## Work instructions:
Every line with the string "icon" must be copied from the entries below.

App and web page records:
%%
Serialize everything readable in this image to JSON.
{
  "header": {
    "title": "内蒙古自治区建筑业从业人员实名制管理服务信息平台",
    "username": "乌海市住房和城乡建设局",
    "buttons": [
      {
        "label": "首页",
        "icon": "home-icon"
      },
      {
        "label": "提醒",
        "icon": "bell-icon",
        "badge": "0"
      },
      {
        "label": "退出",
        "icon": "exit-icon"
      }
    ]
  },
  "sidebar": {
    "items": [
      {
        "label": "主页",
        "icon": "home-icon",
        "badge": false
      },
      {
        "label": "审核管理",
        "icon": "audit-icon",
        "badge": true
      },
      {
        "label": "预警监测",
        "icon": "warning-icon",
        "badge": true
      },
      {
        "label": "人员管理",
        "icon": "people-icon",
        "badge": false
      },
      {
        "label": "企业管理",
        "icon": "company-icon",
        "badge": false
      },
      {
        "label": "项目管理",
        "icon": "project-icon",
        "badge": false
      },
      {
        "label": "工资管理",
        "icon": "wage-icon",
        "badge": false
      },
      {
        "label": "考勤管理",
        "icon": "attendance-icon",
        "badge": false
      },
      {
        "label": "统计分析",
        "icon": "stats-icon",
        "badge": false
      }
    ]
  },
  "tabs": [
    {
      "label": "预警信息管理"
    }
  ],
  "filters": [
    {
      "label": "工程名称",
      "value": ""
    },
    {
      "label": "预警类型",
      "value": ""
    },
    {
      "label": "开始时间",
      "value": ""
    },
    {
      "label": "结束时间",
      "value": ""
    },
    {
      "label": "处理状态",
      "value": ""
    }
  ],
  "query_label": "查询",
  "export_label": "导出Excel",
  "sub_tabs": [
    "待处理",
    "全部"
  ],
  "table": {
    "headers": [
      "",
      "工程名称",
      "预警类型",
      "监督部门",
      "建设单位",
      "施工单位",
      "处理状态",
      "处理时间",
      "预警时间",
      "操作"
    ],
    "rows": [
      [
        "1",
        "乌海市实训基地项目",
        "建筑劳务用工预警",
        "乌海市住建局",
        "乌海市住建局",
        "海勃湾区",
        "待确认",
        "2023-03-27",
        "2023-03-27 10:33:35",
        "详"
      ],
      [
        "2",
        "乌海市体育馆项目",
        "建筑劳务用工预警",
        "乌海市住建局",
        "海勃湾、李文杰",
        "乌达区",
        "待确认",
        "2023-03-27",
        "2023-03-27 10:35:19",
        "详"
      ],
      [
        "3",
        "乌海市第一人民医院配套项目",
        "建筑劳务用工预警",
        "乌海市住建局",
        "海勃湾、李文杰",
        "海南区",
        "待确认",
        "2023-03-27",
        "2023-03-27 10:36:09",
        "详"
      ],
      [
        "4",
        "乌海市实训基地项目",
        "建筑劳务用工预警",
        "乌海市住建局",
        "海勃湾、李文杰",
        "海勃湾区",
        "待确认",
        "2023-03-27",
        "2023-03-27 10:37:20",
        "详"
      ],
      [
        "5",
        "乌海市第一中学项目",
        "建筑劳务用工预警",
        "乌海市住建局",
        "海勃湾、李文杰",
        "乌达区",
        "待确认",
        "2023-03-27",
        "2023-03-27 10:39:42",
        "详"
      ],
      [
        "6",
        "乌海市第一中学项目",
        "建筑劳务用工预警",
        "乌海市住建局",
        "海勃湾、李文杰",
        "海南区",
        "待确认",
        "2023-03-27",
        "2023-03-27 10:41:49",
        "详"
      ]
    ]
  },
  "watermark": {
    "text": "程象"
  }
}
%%
## Response box:
        "icon": "home-icon"
        "icon": "bell-icon",
        "icon": "exit-icon"
        "icon": "home-icon",
        "icon": "audit-icon",
        "icon": "warning-icon",
        "icon": "people-icon",
        "icon": "company-icon",
        "icon": "project-icon",
        "icon": "wage-icon",
        "icon": "attendance-icon",
        "icon": "stats-icon",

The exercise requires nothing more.